The EF Scale was adopted by the United States in 2007. The EF scale replaced the F (Fujita) Scale, which was developed by Dr. Theodore Fujita. The main purpose of the EF scale is to describe the amount of damage that was or could be done by a tornado. The real difference between the two scales is the estimated speed of the wind eminating from a tornado. The original Fujita scale was developed in the 1970s at the University of Chicago. The newer EF scale merely represents the ‘Enhanced’ Fujita scale.
Each of these scales are numbered from 0 to 5, one preceded by the letter F (fujita scale) and the other measured by the letter E, for example the weakest tornado would be an F0 or E0, depending on the scale used. The table below will help describe the wind speed ranges for each of these scales.
Fujita and Enhanced Fujita Scales
|Fujita||Wind Speed||Damage Potential||Enhanced Fujita||Wind Speed|
|F0||40-72 mph||light damage||EF0||65-85 mph|
|F1||73-112 mph||moderate damage||EF1||86-110 mph|
|F2||113-157 mph||considerable damage||EF2||111-135 mph|
|F3||158-207 mph||severe damage||EF3||136-165 mph|
|F4||208-260 mph||devastating damage||EF4||166-200 mph|
|F5||261-318 mph||incredible damage||EF5||over 200 mph|
While these measures were only recently developed in the 1970s, there’s no accurate measure of storms before this time, however as these scales were developed prior storms and their scales were estimated.

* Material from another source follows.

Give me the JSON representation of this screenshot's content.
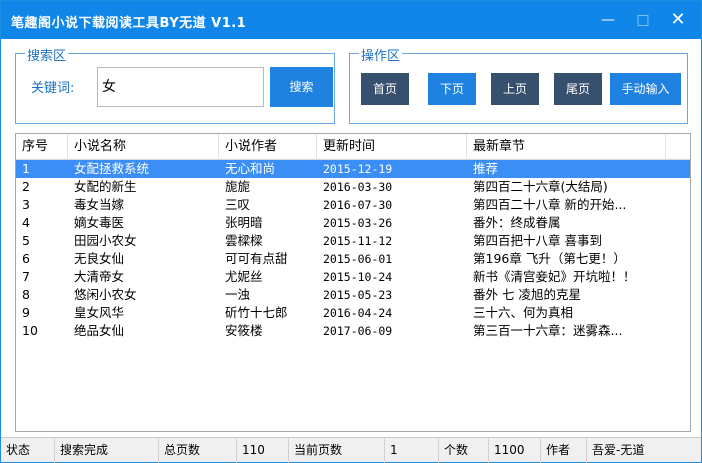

Since 1950, there have been 59 officially rated F5/EF5 tornados in the United States as well as 1 in Canada. The most powerful storms ever, would obviously be EF or F5 storms.
Historic F5 storms:
|1764||Woldegk, Germany||1 death|
|1845||Montville, Seine-Maritime, France||75 deaths|
|1899||St. Croix County, Wisconsin||117 deaths|
|1896||Sherman, Texas||73 deaths|
|1893||Pomeroy, Iowa||71 deaths|
First Half of 20th Century (1900-1949)
|1947||Glazier/Higgins, Texas||181 deaths|
|1936||Tupelo, Mississippi||216 deaths|
|1913||Omaha, Nebraska||113 deaths|
|1905||Snyder, Oklahoma||97 deaths|
Please note, the storms in the 2 tables above are estimates based on the historic records and projections.
Second Half of 20th Century (1950-1999)
|1953||Waco, Texas||114 deaths|
|1953||Flint, Michigan||116 deaths|
|1953||Worchester, Massachusetts||94 deaths|
|1955||Udall, Kansas||80 deaths|
|1984||Ivanovo, Soviet Union||92 deaths|
21st Century Tornados
|2011||Joplin, Missouri||158 deaths|
|2011||Hackleburg, Alabama||72 deaths|
|2011||Tuscaloosa-Birmingham, Alabama||64 deaths|
|2011||Rainsville, Alabama||25 deaths|
|2013||Moore, Oklahoma||24 deaths|